Mold Maintenance & Repair

OCT 2016

Mold Maintenance & Repair

Issue link: https://mmr.epubxp.com/i/732846

Contents of this Issue

Navigation

Page 9 of 27

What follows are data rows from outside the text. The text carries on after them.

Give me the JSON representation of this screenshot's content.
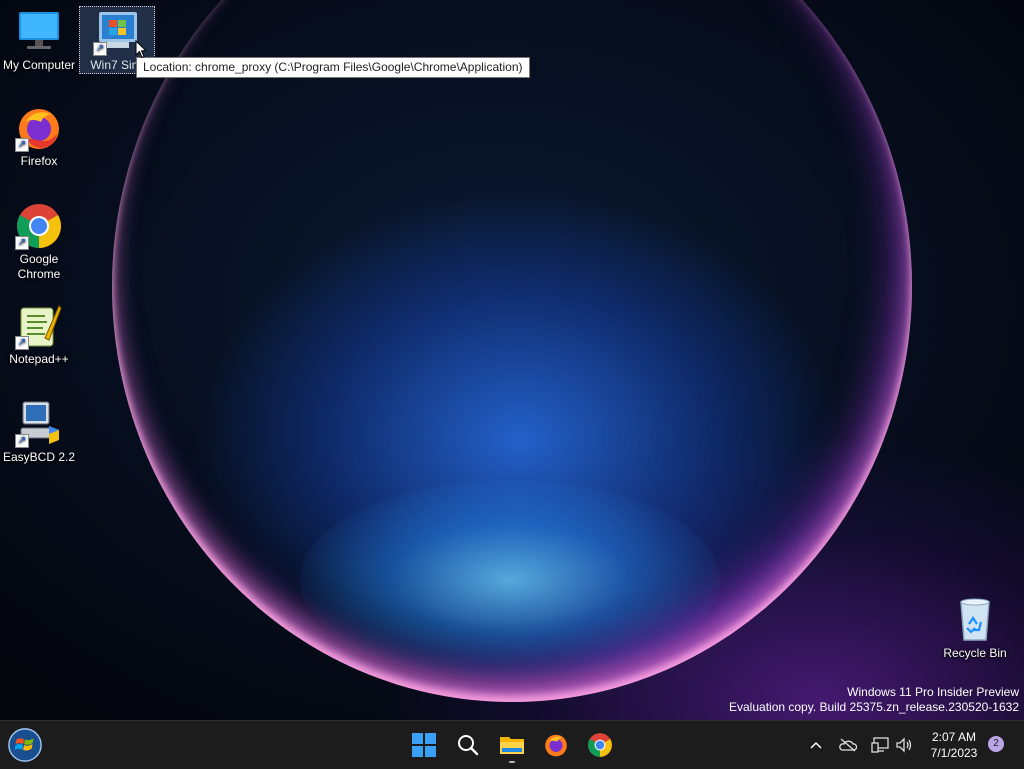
{
  "desktop": {
    "icons": [
      {
        "label": "My Computer"
      },
      {
        "label": "Win7 Sim"
      },
      {
        "label": "Firefox"
      },
      {
        "label": "Google Chrome"
      },
      {
        "label": "Notepad++"
      },
      {
        "label": "EasyBCD 2.2"
      },
      {
        "label": "Recycle Bin"
      }
    ],
    "tooltip": "Location: chrome_proxy (C:\\Program Files\\Google\\Chrome\\Application)",
    "watermark": {
      "line1": "Windows 11 Pro Insider Preview",
      "line2": "Evaluation copy. Build 25375.zn_release.230520-1632"
    }
  },
  "taskbar": {
    "start_icon": "windows7-orb-icon",
    "pinned": [
      "windows-logo-icon",
      "search-icon",
      "file-explorer-icon",
      "firefox-icon",
      "chrome-icon"
    ],
    "tray_icons": [
      "chevron-up-icon",
      "onedrive-offline-icon",
      "network-icon",
      "volume-icon"
    ],
    "time": "2:07 AM",
    "date": "7/1/2023",
    "notification_count": "2"
  },
  "colors": {
    "taskbar_bg": "#1c1c1c",
    "accent": "#1e90ff"
  }
}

F E AT U R E 8 Mold Maintenance & Repair As it expanded its molding operations, Henkel realized it would need to add more than mold- ing machines—namely, a toolroom. Robert Gattshall has been in injection molding long enough to know a skilled tool- maker is a molder's best friend. When job No. 1 is running quality parts, and you know that isn't possible without a functioning, well-maintained tool, you begin to appreciate just how import- ant it is to have a moldmaker on staff. In April 2014, Greg Krueger, director of opera- tions for Henkel's Richmond, Missouri, site, recruited Gattshall to manage the engineering group for the Adhesive Technologies operation of the German conglomerate. Krueger's big-pic- ture plan was to establish an in-house toolroom, and bringing in Gattshall was just the beginning. As new products began launching, the absence of a toolroom became more and more problem- atic for the plant, which specializes in making bonding, sealing and surface treatments. When it initially ramped up injection, Henkel outsourced tool maintenance to Chicago-area moldmakers that were more than 500 miles and seven-plus hours away. "It was identified that there was no way we could continue to do business hav- ing all those tools trucked to Chicago for repairs," Gattshall says. Back then, it could take five days just to ship a mold to Chicago for maintenance, given the size of some of the tools Henkel deals with. By Tony Deligio Tool Maintenance: A Molder's Must-Have Equipping a toolroom for proper mold maintenance and repair takes more than just the right technology. In addition to a 10-ton overhead crane, Henkel Richmond's toolroom is outfitted with grinders, mills, lathes, EDMs, drill presses and a laser welder. Images courtesy of Henkel.

Articles in this issue

Archives of this issue

view archives of Mold Maintenance & Repair - OCT 2016